A host environment provides its own objects and functions in addition to the language core. Web browsers give a means to control web pages. Node.js provides server-side features, and so on.
There’s a “root” object called
window. It has two roles:
- Second, it represents the “browser window” and provides methods to control it.
For instance, we can use it as a global object:
And we can use it as a browser window, to show the window height:
There are more window-specific methods and properties, which we’ll cover later.
DOM (Document Object Model)
The Document Object Model, or DOM for short, represents all page content as objects that can be modified.
document object is the main “entry point” to the page. We can change or create anything on the page using it.
Here, we used
document.body.style, but there’s much, much more. Properties and methods are described in the specification: DOM Living Standard.
The DOM specification explains the structure of a document and provides objects to manipulate it. There are non-browser instruments that use DOM too.
For instance, server-side scripts that download HTML pages and process them can also use the DOM. They may support only a part of the specification though.

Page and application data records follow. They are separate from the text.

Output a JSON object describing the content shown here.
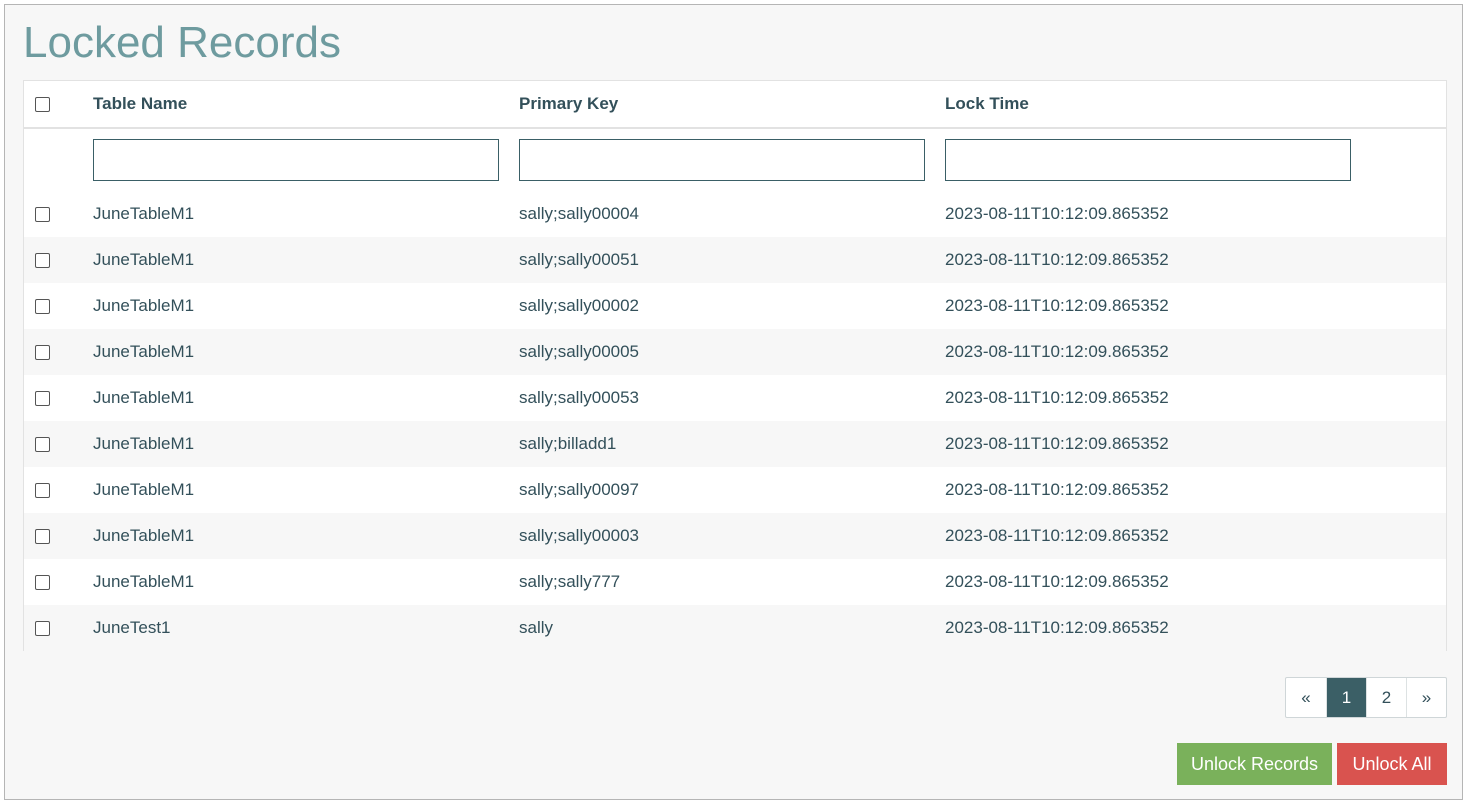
{
  "page": {
    "title": "Locked Records"
  },
  "table": {
    "columns": [
      "Table Name",
      "Primary Key",
      "Lock Time"
    ],
    "filters": [
      {
        "value": "",
        "placeholder": ""
      },
      {
        "value": "",
        "placeholder": ""
      },
      {
        "value": "",
        "placeholder": ""
      }
    ],
    "rows": [
      {
        "table_name": "JuneTableM1",
        "primary_key": "sally;sally00004",
        "lock_time": "2023-08-11T10:12:09.865352"
      },
      {
        "table_name": "JuneTableM1",
        "primary_key": "sally;sally00051",
        "lock_time": "2023-08-11T10:12:09.865352"
      },
      {
        "table_name": "JuneTableM1",
        "primary_key": "sally;sally00002",
        "lock_time": "2023-08-11T10:12:09.865352"
      },
      {
        "table_name": "JuneTableM1",
        "primary_key": "sally;sally00005",
        "lock_time": "2023-08-11T10:12:09.865352"
      },
      {
        "table_name": "JuneTableM1",
        "primary_key": "sally;sally00053",
        "lock_time": "2023-08-11T10:12:09.865352"
      },
      {
        "table_name": "JuneTableM1",
        "primary_key": "sally;billadd1",
        "lock_time": "2023-08-11T10:12:09.865352"
      },
      {
        "table_name": "JuneTableM1",
        "primary_key": "sally;sally00097",
        "lock_time": "2023-08-11T10:12:09.865352"
      },
      {
        "table_name": "JuneTableM1",
        "primary_key": "sally;sally00003",
        "lock_time": "2023-08-11T10:12:09.865352"
      },
      {
        "table_name": "JuneTableM1",
        "primary_key": "sally;sally777",
        "lock_time": "2023-08-11T10:12:09.865352"
      },
      {
        "table_name": "JuneTest1",
        "primary_key": "sally",
        "lock_time": "2023-08-11T10:12:09.865352"
      }
    ]
  },
  "pagination": {
    "prev": "«",
    "pages": [
      "1",
      "2"
    ],
    "next": "»",
    "current": "1"
  },
  "actions": {
    "unlock_records": "Unlock Records",
    "unlock_all": "Unlock All"
  },
  "colors": {
    "title": "#6e9b9f",
    "text": "#33505a",
    "active_page": "#3b5f66",
    "unlock_button": "#7ab15b",
    "unlock_all_button": "#d9534f"
  }
}
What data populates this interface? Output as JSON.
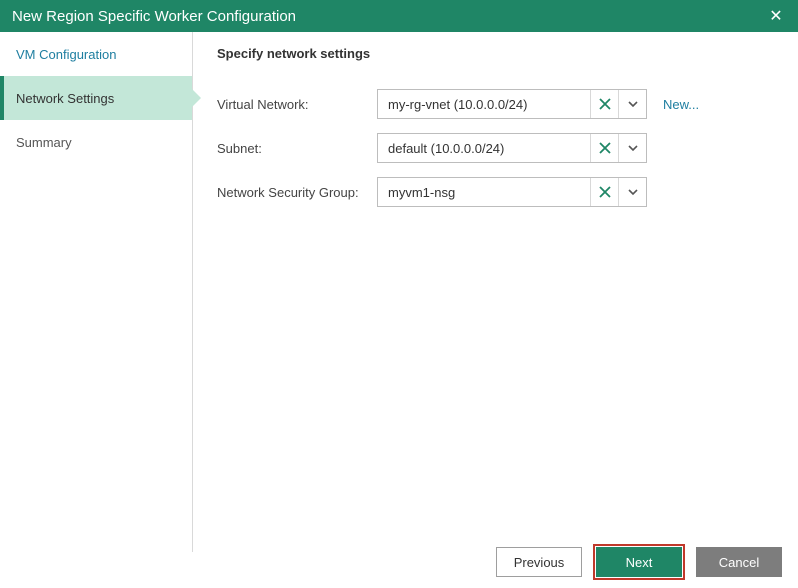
{
  "window": {
    "title": "New Region Specific Worker Configuration"
  },
  "sidebar": {
    "steps": [
      {
        "label": "VM Configuration"
      },
      {
        "label": "Network Settings"
      },
      {
        "label": "Summary"
      }
    ]
  },
  "main": {
    "heading": "Specify network settings",
    "fields": {
      "virtual_network": {
        "label": "Virtual Network:",
        "value": "my-rg-vnet (10.0.0.0/24)",
        "new_link": "New..."
      },
      "subnet": {
        "label": "Subnet:",
        "value": "default (10.0.0.0/24)"
      },
      "nsg": {
        "label": "Network Security Group:",
        "value": "myvm1-nsg"
      }
    }
  },
  "footer": {
    "previous": "Previous",
    "next": "Next",
    "cancel": "Cancel"
  }
}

There’s also a separate specification, CSS Object Model (CSSOM) for CSS rules and stylesheets, that explains how they are represented as objects, and how to read and write them.
BOM (Browser Object Model)
The Browser Object Model (BOM) represents additional objects provided by the browser (host environment) for working with everything except the document.
- The navigator object provides background information about the browser and the operating system. There are many properties, but the two most widely known are:
navigator.userAgent– about the current browser, and
navigator.platform– about the platform (can help to differentiate between Windows/Linux/Mac etc).
- The location object allows us to read the current URL and can redirect the browser to a new one.
Here’s how we can use the
alert/confirm/prompt are also a part of the BOM: they are not directly related to the document, but represent pure browser methods for communicating with the user.
The BOM is a part of the general HTML specification.
Yes, you heard that right. The HTML spec at https://html.spec.whatwg.org is not only about the “HTML language” (tags, attributes), but also covers a bunch of objects, methods, and browser-specific DOM extensions. That’s “HTML in broad terms”. Also, some parts have additional specs listed at https://spec.whatwg.org.
Talking about standards, we have:
- DOM specification
- Describes the document structure, manipulations, and events, see https://dom.spec.whatwg.org.
- CSSOM specification
- Describes stylesheets and style rules, manipulations with them, and their binding to documents, see https://www.w3.org/TR/cssom-1/.
- HTML specification
- Describes the HTML language (e.g. tags) and also the BOM (browser object model) – various browser functions:
locationand so on, see https://html.spec.whatwg.org. It takes the DOM specification and extends it with many additional properties and methods.
Additionally, some classes are described separately at https://spec.whatwg.org/.
Please note these links, as there’s so much to learn that it’s impossible to cover everything and remember it all.
When you’d like to read about a property or a method, the Mozilla manual at https://developer.mozilla.org/en-US/ is also a nice resource, but the corresponding spec may be better: it’s more complex and longer to read, but will make your fundamental knowledge sound and complete.
To find something, it’s often convenient to use an internet search “WHATWG [term]” or “MDN [term]”, e.g https://google.com?q=whatwg+localstorage, https://google.com?q=mdn+localstorage.
Now, we’ll get down to learning the DOM, because the document plays the central role in the UI.
<code>tag, for several lines – wrap them in
<pre>tag, for more than 10 lines – use a sandbox (plnkr, jsbin, codepen…)